Many independent schools are pulling out of the Teachers’ Pension Scheme and former headteacher Michael Evans looks at some of the ramifications.
A valuable part of a teacher’s salary package
Although many teachers often give little thought to their pensions until they are close to retirement, in reality a teacher’s pension has always been an important and valuable part of the salary package. It is a guaranteed index-linked pension and it is a Defined Benefit scheme, based on an individual’s salary and service, rather than on investments. It is a scheme that follows teachers throughout their careers, making financial planning easier.
It is flexible, providing benefits for both members and their loved ones, there are opportunities to increase it and part can be taken as a lump sum. All in all, it is an excellent scheme.
An increase in the contribution of employers

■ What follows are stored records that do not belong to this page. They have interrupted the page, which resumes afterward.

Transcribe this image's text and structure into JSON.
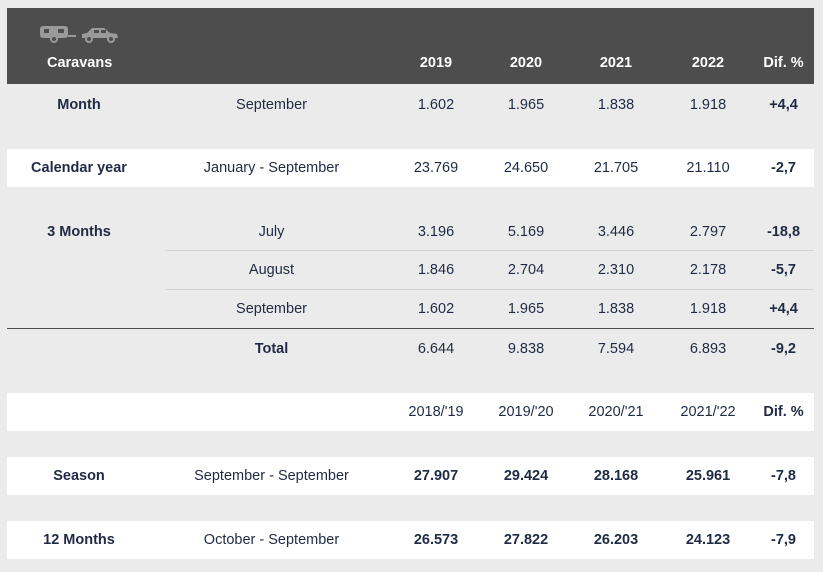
{
  "header": {
    "title": "Caravans",
    "years": [
      "2019",
      "2020",
      "2021",
      "2022"
    ],
    "dif": "Dif. %",
    "icons": [
      "caravan-icon",
      "car-icon"
    ]
  },
  "month": {
    "label": "Month",
    "period": "September",
    "v": [
      "1.602",
      "1.965",
      "1.838",
      "1.918"
    ],
    "dif": "+4,4"
  },
  "calendar": {
    "label": "Calendar year",
    "period": "January - September",
    "v": [
      "23.769",
      "24.650",
      "21.705",
      "21.110"
    ],
    "dif": "-2,7"
  },
  "three_months": {
    "label": "3 Months",
    "rows": [
      {
        "period": "July",
        "v": [
          "3.196",
          "5.169",
          "3.446",
          "2.797"
        ],
        "dif": "-18,8"
      },
      {
        "period": "August",
        "v": [
          "1.846",
          "2.704",
          "2.310",
          "2.178"
        ],
        "dif": "-5,7"
      },
      {
        "period": "September",
        "v": [
          "1.602",
          "1.965",
          "1.838",
          "1.918"
        ],
        "dif": "+4,4"
      }
    ],
    "total": {
      "label": "Total",
      "v": [
        "6.644",
        "9.838",
        "7.594",
        "6.893"
      ],
      "dif": "-9,2"
    }
  },
  "season_header": {
    "years": [
      "2018/'19",
      "2019/'20",
      "2020/'21",
      "2021/'22"
    ],
    "dif": "Dif. %"
  },
  "season": {
    "label": "Season",
    "period": "September - September",
    "v": [
      "27.907",
      "29.424",
      "28.168",
      "25.961"
    ],
    "dif": "-7,8"
  },
  "twelve_months": {
    "label": "12 Months",
    "period": "October - September",
    "v": [
      "26.573",
      "27.822",
      "26.203",
      "24.123"
    ],
    "dif": "-7,9"
  }
}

Employers have always contributed towards the Teachers’ Pension Scheme (TPS) and in 2019 this contribution was increased by 43% and it has increased steadily ever since. While the government covered this uplift in maintained schools and academies, this was not the case for independent schools, who found themselves having to meet the full increase, and this has resulted in an ongoing problem for a number of them.
Many were already running on very small profit margins, and this increase has been a major blow. Their problems were not eased by the arrival of the COVID-19 pandemic, which also hit many independent schools very hard. Traditionally there has been a strong reliance on pupils from the Far East, particularly from China, but with quarantine restrictions and disruption to international travel, this supply of overseas pupils has dwindled. Schools actively began looking for ways to minimise their costs and the employer’s payment to the TPS was an obvious solution.
Withdrawing from the Scheme
In an effort to ease the situation, the Teachers’ Pension Scheme came up with a proposal to allow a phased withdrawal from the scheme. This option would allow existing members of staff to remain in the Scheme provided they continued to be employed at the school. However, any new teaching staff joining the school would not be able to join the scheme, and would have to accept the alternative pension provision, which the school is legally obliged to provide.
Employers needed to decide whether to pursue a phased or complete withdrawal from the TPS, with an understanding of what would happen in the event of future changes to the TPS. When designing an alternative defined contribution scheme, account must be taken of what the further contributions would be. Death and ill-health benefits would also need to be factored in.
A growth of teacher opposition
There has to be a consultation period between teachers and their employers, but following this, staff are usually offered two choices:
1. to remain in the TPS and take a salary cut, with further possible further cuts if employer contributions continued to increase
2. move to a new defined contribution scheme with a lower employer contribution rate and retain their full salary, bearing in mind that any new scheme might not provide the same benefits as the TPS.
The National Education Union (NEU), ever mindful of the risk of a worsening of its members’ working conditions, began to take interest. At its conference in April, members were told that 147 schools from the independent sector had already left the TPS since the previous September. According to the Girls’ Day School Trust (GDST), the figure now stands at 280 schools, with many more actively planning to leave or in consultation with their teachers prior to leaving.
This is naturally causing concern among members of the profession and the NEU claims that its members in over 60 independent schools have already successful defeated their employers’ proposals to leave the Teachers’ Pension Scheme.
The Girls’ Day School Trust, dating back to 1872, runs 23 independent girls’ schools, plus two academies, and it is very anxious to pull out of the TPS, citing the need to ensure its long-term sustainability. As an alternative to the TPS it proposes what it claims to be “one of the best (schemes) on offer in the sector with a 20% employer contribution into a flexible, defined contribution pension plan alongside other benefits”.
A hardening of attitude
This did not satisfy staff members in the Trust’s 23 schools and the NEU become involved. Kevin Courtney, joint general secretary of the NEU, called the GDST proposal to leave the TPS an unnecessary decision, pointing out that according to public accounts the Trust’s finances were in a healthy condition and there was no evidence to the contrary.
Something that particularly upset teachers was a legal notice that was served to them at the start of the consultation period, noting that those who did not accept the new pension proposals would be subjected to a “fire and rehire” process. The NEU compared this policy to the one that British Airways had been forced to drop, where staff were to be sacked and then re-employed on worse terms and conditions.
The GDST maintains that this was misleading, and it would not be the case and that the wording was simply part of a necessary legal process that needed to be followed. In no way did this indicate a predetermined outcome.
Be that as it may, GDST teachers were still not satisfied and on Monday 23 November the NEU began to ballot its members in all 23 of the GDST’s schools for strike action. This is the first time in its 149-year history that the GDST has seen such a ballot. It is due to run until 6 December.
The outcome will be noted with interest.
• A teachers’ pension is a valuable part of the salary package.
• Increase in employers’ contribution has been a problem for many independent schools.
• Many independent schools have withdrawn from the Teacher’ Pension Scheme or are considering doing so.
• Proposals to withdraw from the scheme has led to a growth in opposition from teachers.
• Attitudes have bow hardened, leading to threats of strike action.